No, 2FA Does Not Stop Credential Stuffing Attacks

Credential Stuffing Myths #1

Jarrod Overson
4 min readMay 21, 2019


I work at a Shape Security, the company founded by the guy who coined “credential stuffing.” This post clarifies a misconception about credential stuffing as it relates to 2FA. You should still enable 2FA whenever possible — it is an effective method for reducing account takeovers — it just doesn’t stop credential stuffing attacks.

There’s a great post on the Google Security blog entitled “How effective is basic account hygiene at preventing hijacking.” The post provides insight into two-factor authentication and its effectiveness at Google scale. Unfortunately, it also has some phrasing that caused people to believe that some common forms of 2FA stop 100% of all credential stuffing attacks.

Eric Geller — Cybersecurity reporter at @politico
Kevin Beaumont — “Influential UK infosec geezer”

To be 100% clear and unambiguous: Two Factor Authentication does not stop credential stuffing attacks. At all.

The Google Security blog does not contradict this but the confusion comes from this sentence:

We found that an SMS code sent to a recovery phone number helped block 100% of automated bots, 96% of bulk phishing attacks, and 76% of targeted attacks.

This sentence is not wrong, but it is easy to misinterpret. Automated bots on login are heavily associated with credential stuffing but that is not what is being described here. The chart that follows the quote describes the results more precisely:

Two-factor authentication protects automated account takeovers by bots.
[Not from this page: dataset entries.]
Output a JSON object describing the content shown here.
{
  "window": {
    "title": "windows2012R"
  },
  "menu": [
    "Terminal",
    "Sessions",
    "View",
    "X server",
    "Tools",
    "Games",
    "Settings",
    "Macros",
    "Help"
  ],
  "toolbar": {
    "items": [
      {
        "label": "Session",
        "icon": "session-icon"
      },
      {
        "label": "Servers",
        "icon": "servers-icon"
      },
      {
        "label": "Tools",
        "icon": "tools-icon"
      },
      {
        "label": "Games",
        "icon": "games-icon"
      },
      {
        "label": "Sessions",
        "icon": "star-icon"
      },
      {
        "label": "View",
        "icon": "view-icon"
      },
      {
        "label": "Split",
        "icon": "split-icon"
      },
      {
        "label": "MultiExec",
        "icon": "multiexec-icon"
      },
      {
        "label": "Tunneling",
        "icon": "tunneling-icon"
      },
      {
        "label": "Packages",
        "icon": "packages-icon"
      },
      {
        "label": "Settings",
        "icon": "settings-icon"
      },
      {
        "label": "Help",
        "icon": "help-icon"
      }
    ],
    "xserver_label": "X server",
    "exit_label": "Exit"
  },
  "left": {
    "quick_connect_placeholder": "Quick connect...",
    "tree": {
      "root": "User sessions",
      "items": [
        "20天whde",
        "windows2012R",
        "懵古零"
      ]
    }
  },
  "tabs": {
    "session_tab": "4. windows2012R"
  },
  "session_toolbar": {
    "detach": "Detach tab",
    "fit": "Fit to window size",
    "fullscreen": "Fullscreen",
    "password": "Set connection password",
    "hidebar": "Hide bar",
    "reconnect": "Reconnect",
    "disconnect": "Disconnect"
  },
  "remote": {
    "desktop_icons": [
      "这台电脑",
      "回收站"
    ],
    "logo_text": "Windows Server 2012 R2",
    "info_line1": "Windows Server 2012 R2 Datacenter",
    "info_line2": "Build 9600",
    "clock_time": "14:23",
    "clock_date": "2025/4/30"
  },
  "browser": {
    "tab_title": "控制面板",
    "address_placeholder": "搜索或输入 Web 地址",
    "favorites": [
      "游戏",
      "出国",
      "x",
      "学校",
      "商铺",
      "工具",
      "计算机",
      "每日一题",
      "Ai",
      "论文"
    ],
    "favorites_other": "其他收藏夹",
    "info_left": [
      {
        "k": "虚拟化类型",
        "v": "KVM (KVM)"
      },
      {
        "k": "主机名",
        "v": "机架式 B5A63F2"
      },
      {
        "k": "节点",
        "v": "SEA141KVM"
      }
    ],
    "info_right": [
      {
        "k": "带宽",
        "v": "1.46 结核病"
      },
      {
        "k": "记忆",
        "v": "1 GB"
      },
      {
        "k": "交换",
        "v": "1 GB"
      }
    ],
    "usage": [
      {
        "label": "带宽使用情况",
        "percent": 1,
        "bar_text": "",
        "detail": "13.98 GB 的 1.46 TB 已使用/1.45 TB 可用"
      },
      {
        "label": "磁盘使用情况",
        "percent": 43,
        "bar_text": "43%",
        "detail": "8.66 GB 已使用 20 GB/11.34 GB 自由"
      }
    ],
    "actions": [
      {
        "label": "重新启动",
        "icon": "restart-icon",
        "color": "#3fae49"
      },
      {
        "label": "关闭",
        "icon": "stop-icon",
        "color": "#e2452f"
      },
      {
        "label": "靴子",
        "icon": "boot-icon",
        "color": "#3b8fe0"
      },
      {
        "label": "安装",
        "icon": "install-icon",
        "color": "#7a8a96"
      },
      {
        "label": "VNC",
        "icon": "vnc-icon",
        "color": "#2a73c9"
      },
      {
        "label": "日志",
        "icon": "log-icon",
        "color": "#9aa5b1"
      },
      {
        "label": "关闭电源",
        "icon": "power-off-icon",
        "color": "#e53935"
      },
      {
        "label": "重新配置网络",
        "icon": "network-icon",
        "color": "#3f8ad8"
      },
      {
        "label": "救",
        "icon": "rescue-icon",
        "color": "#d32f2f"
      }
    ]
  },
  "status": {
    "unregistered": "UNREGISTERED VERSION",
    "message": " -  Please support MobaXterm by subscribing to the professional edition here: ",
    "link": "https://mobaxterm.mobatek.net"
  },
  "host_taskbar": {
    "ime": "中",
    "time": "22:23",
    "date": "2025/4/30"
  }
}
Credential stuffing is not an account takeover and lumping them together misrepresents the point of credential stuffing attacks. The point of a credential stuffing attack is to boil a list of mostly-junk credentials into a list of valid credentials per service. If a service presents its 2FA gate to the user after they have entered in a good username and password then a credential stuffing attack still results in a list of valid accounts. What it doesn’t lead to is an immediate account takeover. This is an important nuance and, without acknowledging it, the phrasing leaves people thinking that 2FA is a silver bullet and that a silver bullet exists at all.

2FA is an important, valuable defense that does add value but there are no silver bullets against account takeover attacks. Accounts for big-name services have so much value locked away that attackers will iterate until they find something that works.

Cost vs Value

Slide from a recent presentation on account takeovers

Every decision by an attacker is a cost vs. value justification. If the value is high enough then the attack sophistication (cost) can rise in turn. 2FA is a defense that adds a lot of cost to the attack but this is not an insurmountable hurdle for motivated attackers. Credential stuffing attacks discover if value exists. They have zero value by default and need to be cheap to perform because of it. Once an attacker completes a credential stuffing attack and has a list of valid accounts the input to the cost/value equation changes. The potential return becomes a lot more concrete. Phishing, social engineering, or other, more costly tactics are now be on the table. Untargeted phishing has low returns, it needs to be cheap to perform just like credential stuffing. Targeted phishing (spear phishing) is more effective and the effectiveness increases the more you know about the target. I would bet a lot of money that someone who knew enough about security to have 2FA enabled but not enough to know you shouldn’t reuse passwords is exactly the type of person that a targeted phishing campaign will be effective against.

2FA doesn’t stop credential stuffing, it adds a hurdle to account takeovers. Credential stuffing is worth stopping on its own because getting a list of valid accounts is still a threat to your site or business.



Jarrod Overson

I write about JavaScript, Rust, WebAssembly, Security. Also a speaker, O'Reilly Author, creator of Plato, CTO @Candle